A week after landing in Delhi, I was back at the airport for a domestic flight to Pune. All my previous tests were stale by now. I found myself back at the good old Genestrings testing facility. By now I knew the routine: pay the fees, have them swab my mouth and nose, get the impressive official-looking piece of paper and off you go.
And off I did go to Pune. I was worried that they may require me to wait at Pune airport till the results came in. But no, I was free to leave. And I left.
But this time, the results did not show up. Not the next day, nor the following day.
The problem was that this time, I needed these results so I could cross into Karnataka from Maharashtra on the road journey I was taking from Pune to Bangalore. I was worried that I would be stopped at the border without a negative test result.
The official-looking paper Genestrings had handed at the airport was no help. It had all kinds of contact information – a QR code, a website address, phone numbers. I tried them all. None worked. The official-looking paper proved to be as worthless as the self-declaration form. All bells and whistles, no substance.
I don’t know what the game plan was, for transparency is not a virtue much valued in this land of ours. Were test results made available only to international travellers? Was the whole set up meant to impress foreigners, while domestic travellers were left high and dry? Or was I not contacted because my test results were negative? Were they only contacting those with positive results? Or was the whole thing a money-making charade? I will never know.
That is when my very resourceful taxi driver set my mind at ease. He told me that he can get me a negative test result in minutes – for a small fee, of course. Well, I gladly paid the fee, without a twinge of conscience, for I was done with waiting, done with trying to get any information out of the system. As promised, I had a negative result in my inbox within minutes of this shady transaction.
Apparently, there is a big business in obtaining fake results for travellers. My driver told me that he routinely arranges for negative results for passengers he picks up from the Pune airport. I am sure that my driver is not the only one providing this service. And I am sure that travellers are not the only ones requiring a negative COVID-19 test to go on with their lives. The opportunity to make a buck in the market for fake tests is endless. No wonder the country is left flailing when the viral waves strike.
But this is not the end of the story. The crowning irony was yet to come.
Armed with my fake result, I set out from Pune to Bangalore. We were duly stopped at the Karnataka border. After about 15 minutes, our turn came. I pulled out my phone, with the result ready for inspection.

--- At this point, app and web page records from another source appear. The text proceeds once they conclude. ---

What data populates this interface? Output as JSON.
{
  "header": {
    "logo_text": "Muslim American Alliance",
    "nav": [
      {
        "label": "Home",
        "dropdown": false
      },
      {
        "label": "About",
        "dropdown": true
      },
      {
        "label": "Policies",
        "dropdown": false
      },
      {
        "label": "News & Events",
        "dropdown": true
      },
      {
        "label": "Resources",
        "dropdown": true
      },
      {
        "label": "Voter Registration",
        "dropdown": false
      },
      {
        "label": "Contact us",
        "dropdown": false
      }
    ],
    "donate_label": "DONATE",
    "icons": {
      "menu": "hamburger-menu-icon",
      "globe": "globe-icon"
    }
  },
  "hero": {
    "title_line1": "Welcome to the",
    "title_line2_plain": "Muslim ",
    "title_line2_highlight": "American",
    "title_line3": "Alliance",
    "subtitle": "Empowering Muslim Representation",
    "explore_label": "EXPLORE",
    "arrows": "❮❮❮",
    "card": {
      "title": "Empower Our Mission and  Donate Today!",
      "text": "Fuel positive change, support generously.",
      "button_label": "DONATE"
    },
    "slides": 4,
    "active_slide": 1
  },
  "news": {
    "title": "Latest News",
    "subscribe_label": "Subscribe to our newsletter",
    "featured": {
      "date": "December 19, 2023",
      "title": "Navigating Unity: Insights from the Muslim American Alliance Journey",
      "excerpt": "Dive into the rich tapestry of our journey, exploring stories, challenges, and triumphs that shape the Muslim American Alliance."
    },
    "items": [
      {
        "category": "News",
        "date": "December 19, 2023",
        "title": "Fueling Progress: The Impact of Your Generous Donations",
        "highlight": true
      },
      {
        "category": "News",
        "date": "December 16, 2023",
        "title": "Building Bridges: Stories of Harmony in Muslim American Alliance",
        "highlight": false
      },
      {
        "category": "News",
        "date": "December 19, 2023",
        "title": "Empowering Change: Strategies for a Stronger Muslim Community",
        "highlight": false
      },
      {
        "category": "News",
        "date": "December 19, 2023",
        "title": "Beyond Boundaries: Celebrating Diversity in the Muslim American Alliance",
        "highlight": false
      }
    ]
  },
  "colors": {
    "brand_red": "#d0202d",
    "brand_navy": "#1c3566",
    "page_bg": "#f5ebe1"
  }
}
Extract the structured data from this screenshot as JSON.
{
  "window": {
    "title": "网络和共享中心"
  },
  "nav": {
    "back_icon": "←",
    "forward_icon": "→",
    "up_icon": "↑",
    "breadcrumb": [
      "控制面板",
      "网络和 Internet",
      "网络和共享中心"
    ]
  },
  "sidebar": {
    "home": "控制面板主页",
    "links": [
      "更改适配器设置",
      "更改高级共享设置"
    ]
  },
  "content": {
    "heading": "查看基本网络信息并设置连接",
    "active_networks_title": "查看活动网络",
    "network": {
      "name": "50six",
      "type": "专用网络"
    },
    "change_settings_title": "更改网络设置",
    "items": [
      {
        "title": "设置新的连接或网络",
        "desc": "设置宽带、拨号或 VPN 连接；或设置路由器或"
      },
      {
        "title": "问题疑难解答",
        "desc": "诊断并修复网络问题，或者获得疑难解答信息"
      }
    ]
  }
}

The inspector did not bother to even glance at the screen and simply waved us to move on.
I did not know whether to laugh or to cry. Why put up a show? Why make ordinary folks jump through the hoops? What was the point?
But I was not going to argue.
We just moved on.
Meera Nanda is a historian of science.
Note: This article was edited at 4:36 pm on July 27, 2021, to emphasise that the fake report bearing the logo of Krsna Diagnostics was the handiwork of some other actors.